Medicaid Self-Directed Services
Is your loved one eligible for Medicaid? Self-Directed Medicaid Services programs are available in several states. This resource can help your loved one manage a budget and determine how to pay for goods and services for their personal care needs. Determine eligibility for your loved one by contacting your local Medicaid office.
Local Area Agencies on Aging
Your local Area Agency on Aging may be able to help provide guidance on when and how Medicaid programs in your state can offer family caregivers financial support. Your AAA also manages a federally supported program to help family caregivers who face financial burdens that come with caregiving.
National Family Caregiver Support Program
The National Family Caregiver Support Program (NFCSP) offers grants to states and territories to fund support for family and informal caregivers to keep their loved ones home as long as possible. The NFCSP offers provisions for caregivers to receive grant funding and assistance to access available services, counseling, and support groups.
Caregiver Action Network
The Caregiver Action Network provides information and resources for caregivers. You’ll find tips for financial assistance and other insights and advice, including:
- Tools for caregiving
- Support groups
- Checklists for doctor visits
- Respite care resources
- Eldercare services
- Nutrition counseling
- Dealing with bereavement
The Eldercare Locator is a public service of the U.S. Administration on Aging. It connects seniors and caregivers to services related to caregiving, money management, programs for parents and tips for avoiding forms of elder abuse including financial abuse and neglect.
Not all services and programs will be available in all areas. Finding caregiver resources that work for you can aid in managing the burden (and joy) of caregiving. A care program that offers home and community based resources in your area can help eliminate much of the stress of caregiving, but it’s only one piece of the puzzle.
Understand Your Beneficiary’s Medicare Coverage with SelectQuote

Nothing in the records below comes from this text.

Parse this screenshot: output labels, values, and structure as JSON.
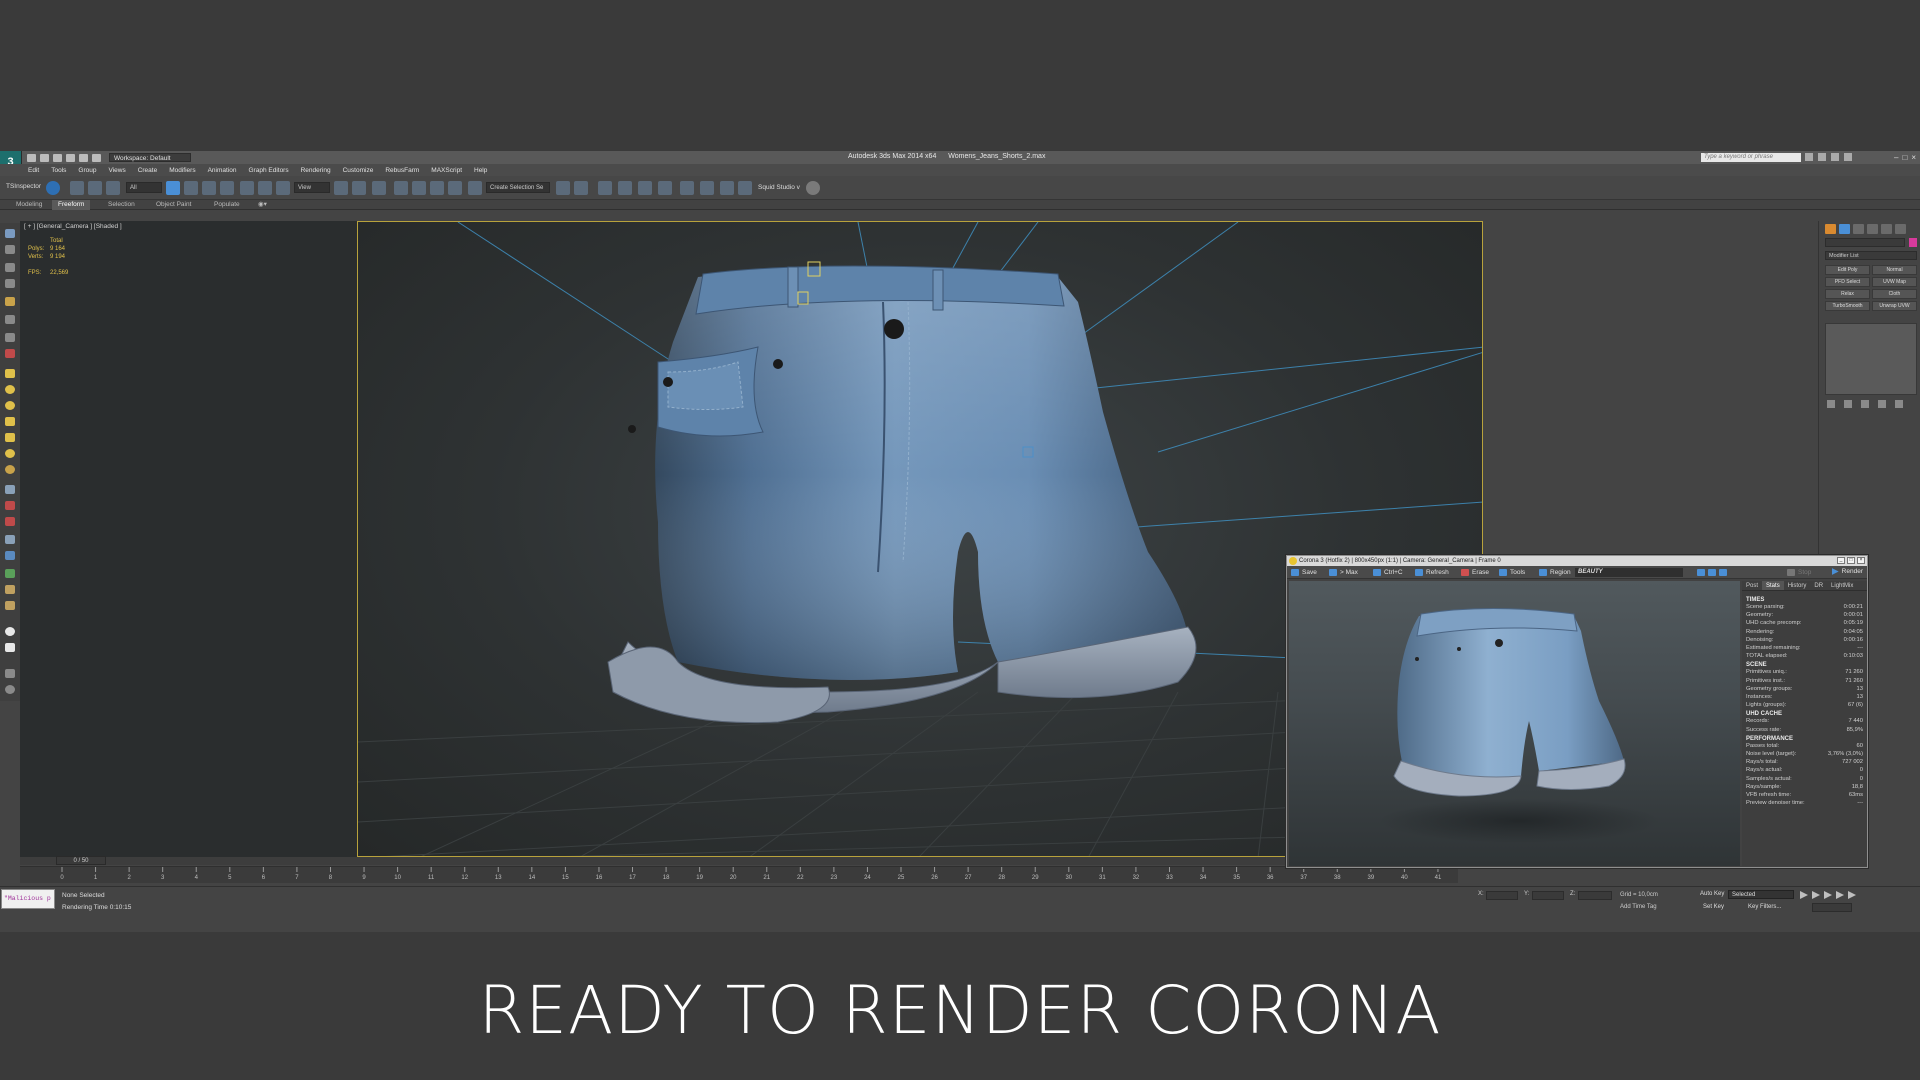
{
  "app": {
    "workspace": "Workspace: Default",
    "title_app": "Autodesk 3ds Max 2014 x64",
    "title_file": "Womens_Jeans_Shorts_2.max",
    "search_placeholder": "Type a keyword or phrase"
  },
  "menu": [
    "Edit",
    "Tools",
    "Group",
    "Views",
    "Create",
    "Modifiers",
    "Animation",
    "Graph Editors",
    "Rendering",
    "Customize",
    "RebusFarm",
    "MAXScript",
    "Help"
  ],
  "toolbar": {
    "tsinspector": "TSInspector",
    "filter_all": "All",
    "ref_coord": "View",
    "create_selection": "Create Selection Se",
    "squid": "Squid Studio v"
  },
  "ribbon_tabs": [
    "Modeling",
    "Freeform",
    "Selection",
    "Object Paint",
    "Populate"
  ],
  "ribbon_active": "Freeform",
  "viewport": {
    "label": "[ + ] [General_Camera ] [Shaded ]",
    "stats": {
      "total": "Total",
      "polys_label": "Polys:",
      "polys": "9 164",
      "verts_label": "Verts:",
      "verts": "9 194",
      "fps_label": "FPS:",
      "fps": "22,569"
    }
  },
  "modifier_panel": {
    "list": "Modifier List",
    "buttons": [
      "Edit Poly",
      "Normal",
      "PFD Select",
      "UVW Map",
      "Relax",
      "Cloth",
      "TurboSmooth",
      "Unwrap UVW"
    ]
  },
  "timeline": {
    "slider": "0 / 50",
    "ticks": [
      "0",
      "1",
      "2",
      "3",
      "4",
      "5",
      "6",
      "7",
      "8",
      "9",
      "10",
      "11",
      "12",
      "13",
      "14",
      "15",
      "16",
      "17",
      "18",
      "19",
      "20",
      "21",
      "22",
      "23",
      "24",
      "25",
      "26",
      "27",
      "28",
      "29",
      "30",
      "31",
      "32",
      "33",
      "34",
      "35",
      "36",
      "37",
      "38",
      "39",
      "40",
      "41",
      "42",
      "43",
      "44",
      "45",
      "46",
      "47",
      "48",
      "49",
      "50"
    ]
  },
  "status": {
    "maxscript": "\"Malicious p",
    "selection": "None Selected",
    "render_time": "Rendering Time  0:10:15",
    "x_label": "X:",
    "y_label": "Y:",
    "z_label": "Z:",
    "grid": "Grid = 10,0cm",
    "add_time_tag": "Add Time Tag",
    "auto_key": "Auto Key",
    "set_key": "Set Key",
    "selected": "Selected",
    "key_filters": "Key Filters..."
  },
  "vfb": {
    "title": "Corona 3 (Hotfix 2) | 800x450px (1:1) | Camera: General_Camera | Frame 0",
    "toolbar": {
      "save": "Save",
      "to_max": "> Max",
      "ctrlc": "Ctrl+C",
      "refresh": "Refresh",
      "erase": "Erase",
      "tools": "Tools",
      "region": "Region",
      "beauty": "BEAUTY",
      "stop": "Stop",
      "render": "Render"
    },
    "tabs": [
      "Post",
      "Stats",
      "History",
      "DR",
      "LightMix"
    ],
    "active_tab": "Stats",
    "sections": [
      {
        "head": "TIMES",
        "rows": [
          [
            "Scene parsing:",
            "0:00:21"
          ],
          [
            "Geometry:",
            "0:00:01"
          ],
          [
            "UHD cache precomp:",
            "0:05:19"
          ],
          [
            "Rendering:",
            "0:04:05"
          ],
          [
            "Denoising:",
            "0:00:16"
          ],
          [
            "Estimated remaining:",
            "---"
          ],
          [
            "TOTAL elapsed:",
            "0:10:03"
          ]
        ]
      },
      {
        "head": "SCENE",
        "rows": [
          [
            "Primitives uniq.:",
            "71 260"
          ],
          [
            "Primitives inst.:",
            "71 260"
          ],
          [
            "Geometry groups:",
            "13"
          ],
          [
            "Instances:",
            "13"
          ],
          [
            "Lights (groups):",
            "67 (6)"
          ]
        ]
      },
      {
        "head": "UHD CACHE",
        "rows": [
          [
            "Records:",
            "7 440"
          ],
          [
            "Success rate:",
            "85,9%"
          ]
        ]
      },
      {
        "head": "PERFORMANCE",
        "rows": [
          [
            "Passes total:",
            "60"
          ],
          [
            "Noise level (target):",
            "3,76% (3,0%)"
          ],
          [
            "Rays/s total:",
            "727 002"
          ],
          [
            "Rays/s actual:",
            "0"
          ],
          [
            "Samples/s actual:",
            "0"
          ],
          [
            "Rays/sample:",
            "18,8"
          ],
          [
            "VFB refresh time:",
            "63ms"
          ],
          [
            "Preview denoiser time:",
            "---"
          ]
        ]
      }
    ]
  },
  "caption": "READY TO RENDER  CORONA",
  "colors": {
    "safe_frame": "#b8a23c",
    "stats_text": "#e0c04a",
    "denim_light": "#7a9fc2",
    "denim_dark": "#3f5a78",
    "cuff": "#9aa6b6",
    "helper_lines": "#3f8fc0"
  }
}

Even though Medicare coverage doesn’t often assist with the financial realities of providing daily care for your loved ones, it’s important to know what exactly is covered and when. At SelectQuote, we provide answers to your Medicare questions, from understanding Original Medicare to finding the right plan for supplemental coverage. If you have concerns about providing the proper level of care to your Medicare beneficiary and want to maximize their benefits, we can help.